Today is World Ranger Day. And we are taking this opportunity to honour and celebrate the hard-working and dedicated young people in the frontlines of nature protection.
Protected areas - parks, nature reserves, marine reserves - are strongholds of vital biodiversity. The protection of these special places often rests on the efforts of the men and women in the field: the rangers and wardens. On the occasion of World Rangers Day, we asked our wardens based on Cousin Island Special Reserve and at the Locally Empowered Area Protection (LEAP) Project site in Cap Ternay what they love about their work and why they do what they do. The below is a sampling of their responses.
Dailus Laurence, Chief Warden, Cousin Island. Winner of the African Ranger Award 2020.
For me being a ranger means that I am willing to devote my time and effort to the protection of wildlife and to contribute in helping damaged ecosystems to recover, and giving them a chance to thrive. Lately, it has not been easy to do our work due to the pandemic that has affected the ecotourism program on the island and the revenues from which conservation work is funded. But we are doing everything we can to keep the work on Cousin going.
Alex Souyana, Senior Warden, Cousin Island.

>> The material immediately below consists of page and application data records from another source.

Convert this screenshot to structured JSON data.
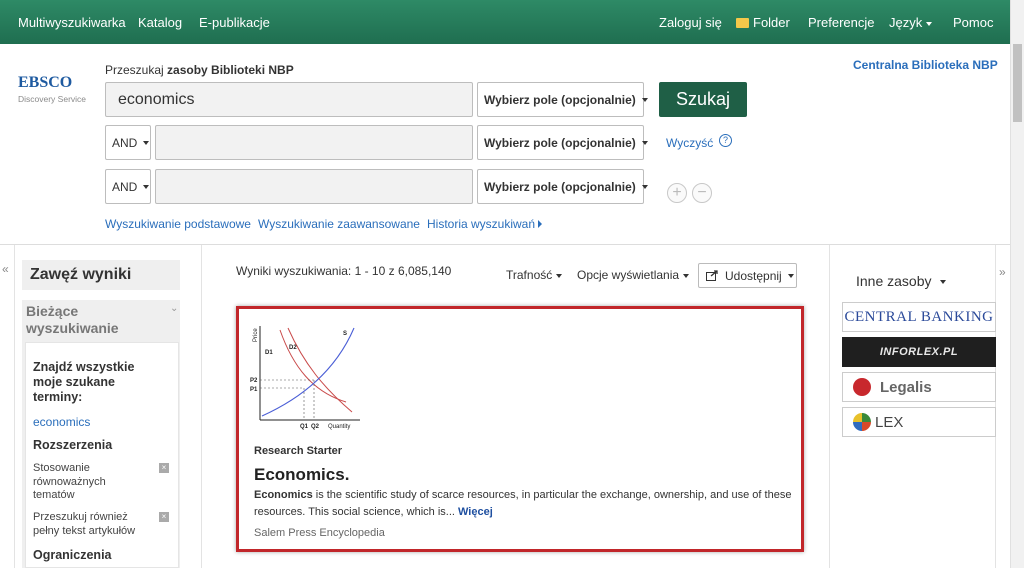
{
  "topnav": {
    "left": [
      "Multiwyszukiwarka",
      "Katalog",
      "E-publikacje"
    ],
    "login": "Zaloguj się",
    "folder": "Folder",
    "preferences": "Preferencje",
    "language": "Język",
    "help": "Pomoc"
  },
  "brand": {
    "logo_text": "EBSCO",
    "logo_sub": "Discovery Service",
    "library_name": "Centralna Biblioteka NBP"
  },
  "search": {
    "label_prefix": "Przeszukaj",
    "label_strong": "zasoby Biblioteki NBP",
    "query": "economics",
    "field_select": "Wybierz pole (opcjonalnie)",
    "operator": "AND",
    "search_button": "Szukaj",
    "clear": "Wyczyść",
    "help_icon": "?",
    "links": [
      "Wyszukiwanie podstawowe",
      "Wyszukiwanie zaawansowane",
      "Historia wyszukiwań"
    ]
  },
  "left_panel": {
    "title": "Zawęź wyniki",
    "current_search": "Bieżące wyszukiwanie",
    "find_all": "Znajdź wszystkie moje szukane terminy:",
    "term": "economics",
    "expanders_title": "Rozszerzenia",
    "expanders": [
      "Stosowanie równoważnych tematów",
      "Przeszukuj również pełny tekst artykułów"
    ],
    "limits_title": "Ograniczenia",
    "collapse_glyph": "«"
  },
  "results": {
    "summary": "Wyniki wyszukiwania: 1 - 10 z 6,085,140",
    "relevance": "Trafność",
    "display_options": "Opcje wyświetlania",
    "share": "Udostępnij",
    "item": {
      "type": "Research Starter",
      "title": "Economics.",
      "snippet_bold": "Economics",
      "snippet_rest": " is the scientific study of scarce resources, in particular the exchange, ownership, and use of these resources. This social science, which is...",
      "more": "Więcej",
      "source": "Salem Press Encyclopedia",
      "graph_labels": {
        "y": "Price",
        "x": "Quantity",
        "s": "S",
        "d1": "D1",
        "d2": "D2",
        "p1": "P1",
        "p2": "P2",
        "q1": "Q1",
        "q2": "Q2"
      }
    }
  },
  "right_panel": {
    "title": "Inne zasoby",
    "expand_glyph": "»",
    "resources": [
      "CENTRAL BANKING",
      "INFORLEX.PL",
      "Legalis",
      "LEX"
    ]
  },
  "colors": {
    "topbar": "#1f6e50",
    "search_button": "#1f5f46",
    "link": "#2a6ebb",
    "highlight_border": "#c1262a"
  }
}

Being a warden has been quite interesting and challenging, both mentally and physically. It demands a lot of patience and willingness to learn, adapt, while educating yourself and others to preserve the wildlife we have. It has given me an opportunity to work and stay on a remote island with a variety of endemic and non-endemic wildlife both on land and in the sea. Conservation has become second nature to me and I carry it with me wherever I go.
Laurence Hoareau, Warden, Cousin Island.
Work for what you love every day and it will feel like a lifestyle rather than a job. That is my attitude as a ranger. It is a never-ending, ever-evolving experience. It's a job for the passionate. With a positive attitude anyone can be a nature champion. It is hard being a ranger sometimes - your reward often comes from self-satisfaction and the pride you take in your work because you love what you do. Nature is under enormous pressure and trying to make a difference has been challenging. Now with the pandemic we have double the work. As an individual my impact maybe small, but together we have the strength we need to conserve our world for a better tomorrow.
Christopher Rose, Warden, Cousin Island.
Being a ranger is a way to help fragile ecosystems and giving them a chance to flourish. Since I'm very young, I feel very lucky to have this chance of being a ranger on Cousin to help our environment maintain its natural beauty.
Yves Gonthier, Ranger, LEAP Project.
The reason I love to be a ranger is because I love to be on the ocean. It's something that inspires me every day. I want to see our underwater life become as beautifully preserved as the wildlife on land, especially all the beautiful fish and corals.
To all our rangers and all other rangers around the world we offer our most sincere thanks. Happy World Ranger Day!